(Dataset content begins)

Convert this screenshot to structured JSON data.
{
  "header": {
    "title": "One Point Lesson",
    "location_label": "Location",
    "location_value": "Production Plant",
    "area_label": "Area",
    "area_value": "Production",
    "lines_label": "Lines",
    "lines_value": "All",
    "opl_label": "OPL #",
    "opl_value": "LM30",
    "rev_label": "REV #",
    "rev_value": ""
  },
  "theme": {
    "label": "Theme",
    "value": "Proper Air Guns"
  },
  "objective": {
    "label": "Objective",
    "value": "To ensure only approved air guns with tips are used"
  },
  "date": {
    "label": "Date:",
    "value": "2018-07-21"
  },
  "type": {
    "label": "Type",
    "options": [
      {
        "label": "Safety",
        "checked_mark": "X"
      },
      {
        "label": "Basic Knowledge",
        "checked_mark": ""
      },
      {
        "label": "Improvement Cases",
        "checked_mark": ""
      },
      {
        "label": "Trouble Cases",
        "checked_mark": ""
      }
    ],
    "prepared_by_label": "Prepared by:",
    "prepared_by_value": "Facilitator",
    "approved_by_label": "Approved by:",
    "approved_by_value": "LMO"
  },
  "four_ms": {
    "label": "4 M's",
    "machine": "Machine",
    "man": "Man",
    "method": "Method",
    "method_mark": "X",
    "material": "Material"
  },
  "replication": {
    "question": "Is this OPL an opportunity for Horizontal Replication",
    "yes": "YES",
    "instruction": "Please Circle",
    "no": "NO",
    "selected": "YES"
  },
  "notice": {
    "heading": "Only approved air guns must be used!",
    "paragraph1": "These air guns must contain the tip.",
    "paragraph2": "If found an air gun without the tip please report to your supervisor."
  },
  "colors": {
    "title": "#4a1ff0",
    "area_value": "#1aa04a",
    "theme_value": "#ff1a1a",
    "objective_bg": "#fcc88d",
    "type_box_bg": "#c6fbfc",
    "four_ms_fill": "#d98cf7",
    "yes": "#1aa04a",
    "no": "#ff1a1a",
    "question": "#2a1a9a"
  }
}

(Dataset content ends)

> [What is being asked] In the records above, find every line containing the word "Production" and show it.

> [Written answer]
    "location_value": "Production Plant",
    "area_value": "Production",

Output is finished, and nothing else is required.